Items from an interface collection
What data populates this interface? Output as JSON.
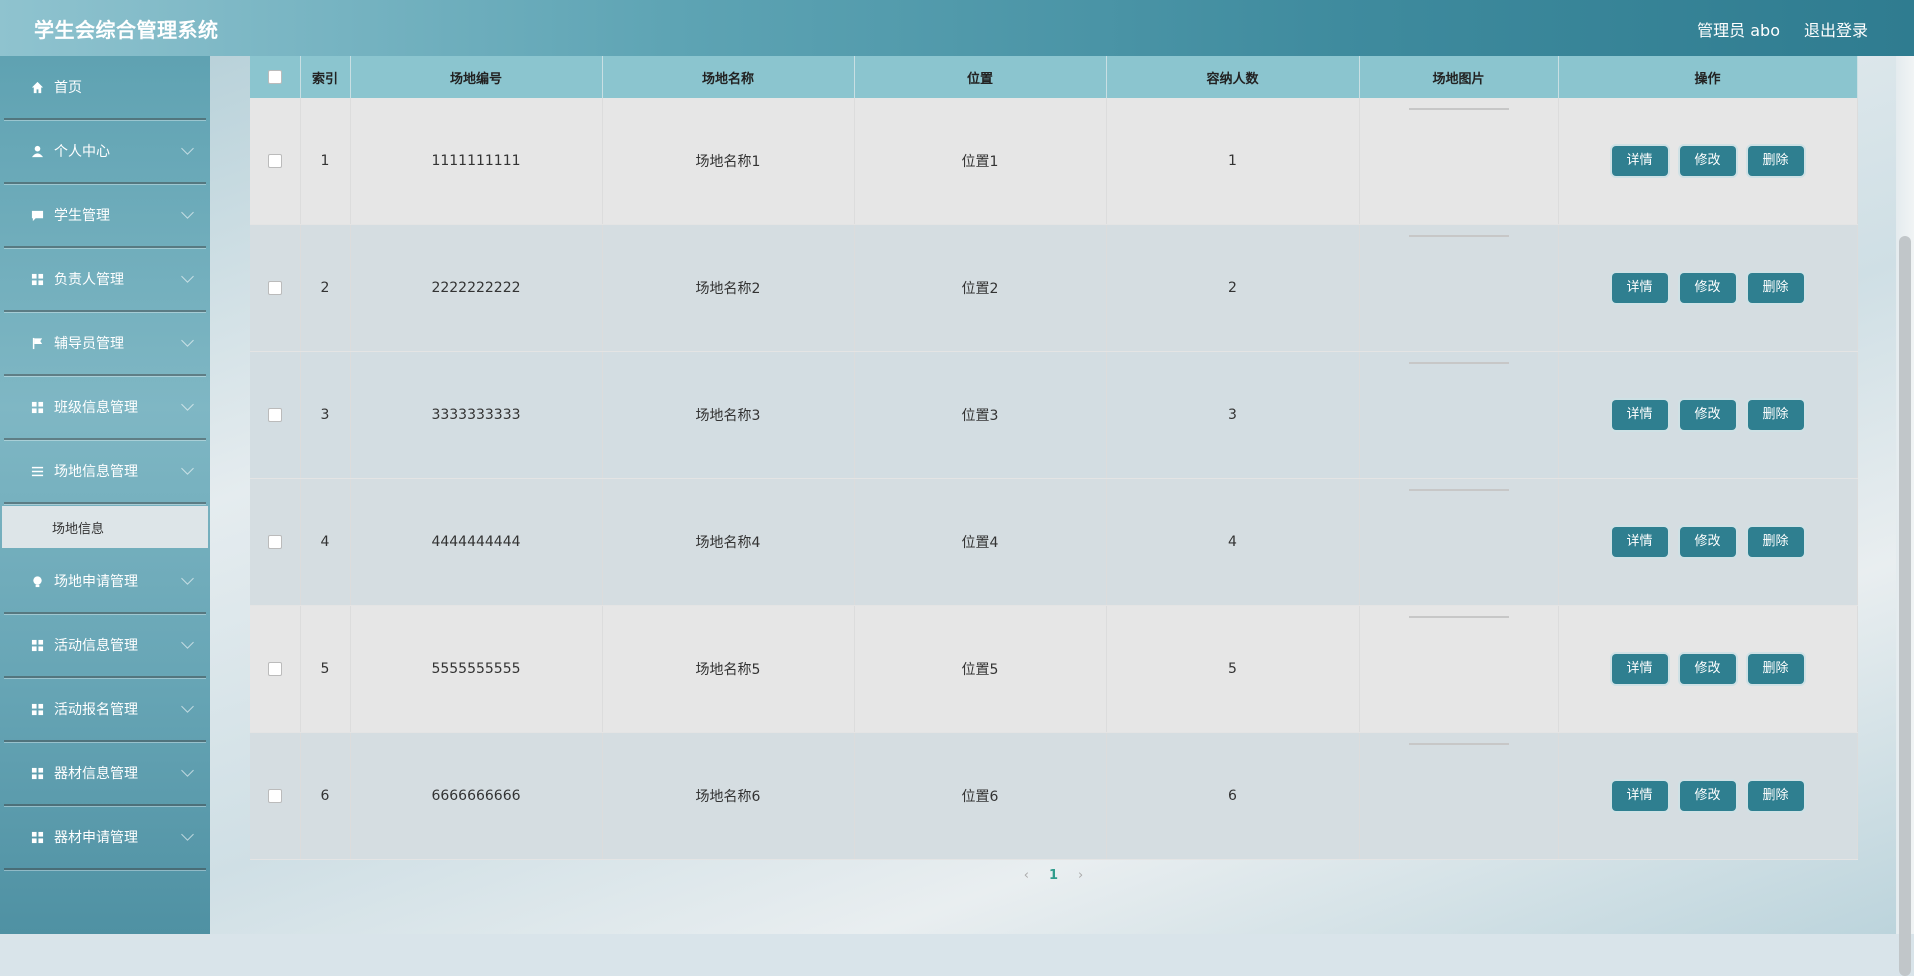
{
  "header": {
    "title": "学生会综合管理系统",
    "user": "管理员 abo",
    "logout": "退出登录"
  },
  "sidebar": {
    "items": [
      {
        "label": "首页",
        "icon": "home-icon"
      },
      {
        "label": "个人中心",
        "icon": "user-icon"
      },
      {
        "label": "学生管理",
        "icon": "chat-icon"
      },
      {
        "label": "负责人管理",
        "icon": "grid-icon"
      },
      {
        "label": "辅导员管理",
        "icon": "flag-icon"
      },
      {
        "label": "班级信息管理",
        "icon": "grid-icon"
      },
      {
        "label": "场地信息管理",
        "icon": "list-icon"
      },
      {
        "label": "场地申请管理",
        "icon": "bulb-icon"
      },
      {
        "label": "活动信息管理",
        "icon": "grid-icon"
      },
      {
        "label": "活动报名管理",
        "icon": "grid-icon"
      },
      {
        "label": "器材信息管理",
        "icon": "grid-icon"
      },
      {
        "label": "器材申请管理",
        "icon": "grid-icon"
      }
    ],
    "active_sub": "场地信息"
  },
  "table": {
    "headers": [
      "索引",
      "场地编号",
      "场地名称",
      "位置",
      "容纳人数",
      "场地图片",
      "操作"
    ],
    "rows": [
      {
        "index": "1",
        "code": "1111111111",
        "name": "场地名称1",
        "location": "位置1",
        "capacity": "1"
      },
      {
        "index": "2",
        "code": "2222222222",
        "name": "场地名称2",
        "location": "位置2",
        "capacity": "2"
      },
      {
        "index": "3",
        "code": "3333333333",
        "name": "场地名称3",
        "location": "位置3",
        "capacity": "3"
      },
      {
        "index": "4",
        "code": "4444444444",
        "name": "场地名称4",
        "location": "位置4",
        "capacity": "4"
      },
      {
        "index": "5",
        "code": "5555555555",
        "name": "场地名称5",
        "location": "位置5",
        "capacity": "5"
      },
      {
        "index": "6",
        "code": "6666666666",
        "name": "场地名称6",
        "location": "位置6",
        "capacity": "6"
      }
    ],
    "actions": {
      "detail": "详情",
      "edit": "修改",
      "delete": "删除"
    }
  },
  "pager": {
    "prev": "‹",
    "current": "1",
    "next": "›"
  }
}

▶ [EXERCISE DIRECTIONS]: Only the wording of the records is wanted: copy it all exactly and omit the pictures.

▶ [REPLY TO THE TASK]:
What data populates this interface? Output as JSON.
{
  "header": {
    "title": "学生会综合管理系统",
    "user": "管理员 abo",
    "logout": "退出登录"
  },
  "sidebar": {
    "items": [
      {
        "label": "首页",
        "icon": "home-icon"
      },
      {
        "label": "个人中心",
        "icon": "user-icon"
      },
      {
        "label": "学生管理",
        "icon": "chat-icon"
      },
      {
        "label": "负责人管理",
        "icon": "grid-icon"
      },
      {
        "label": "辅导员管理",
        "icon": "flag-icon"
      },
      {
        "label": "班级信息管理",
        "icon": "grid-icon"
      },
      {
        "label": "场地信息管理",
        "icon": "list-icon"
      },
      {
        "label": "场地申请管理",
        "icon": "bulb-icon"
      },
      {
        "label": "活动信息管理",
        "icon": "grid-icon"
      },
      {
        "label": "活动报名管理",
        "icon": "grid-icon"
      },
      {
        "label": "器材信息管理",
        "icon": "grid-icon"
      },
      {
        "label": "器材申请管理",
        "icon": "grid-icon"
      }
    ],
    "active_sub": "场地信息"
  },
  "table": {
    "headers": [
      "索引",
      "场地编号",
      "场地名称",
      "位置",
      "容纳人数",
      "场地图片",
      "操作"
    ],
    "rows": [
      {
        "index": "1",
        "code": "1111111111",
        "name": "场地名称1",
        "location": "位置1",
        "capacity": "1"
      },
      {
        "index": "2",
        "code": "2222222222",
        "name": "场地名称2",
        "location": "位置2",
        "capacity": "2"
      },
      {
        "index": "3",
        "code": "3333333333",
        "name": "场地名称3",
        "location": "位置3",
        "capacity": "3"
      },
      {
        "index": "4",
        "code": "4444444444",
        "name": "场地名称4",
        "location": "位置4",
        "capacity": "4"
      },
      {
        "index": "5",
        "code": "5555555555",
        "name": "场地名称5",
        "location": "位置5",
        "capacity": "5"
      },
      {
        "index": "6",
        "code": "6666666666",
        "name": "场地名称6",
        "location": "位置6",
        "capacity": "6"
      }
    ],
    "actions": {
      "detail": "详情",
      "edit": "修改",
      "delete": "删除"
    }
  },
  "pager": {
    "prev": "‹",
    "current": "1",
    "next": "›"
  }
}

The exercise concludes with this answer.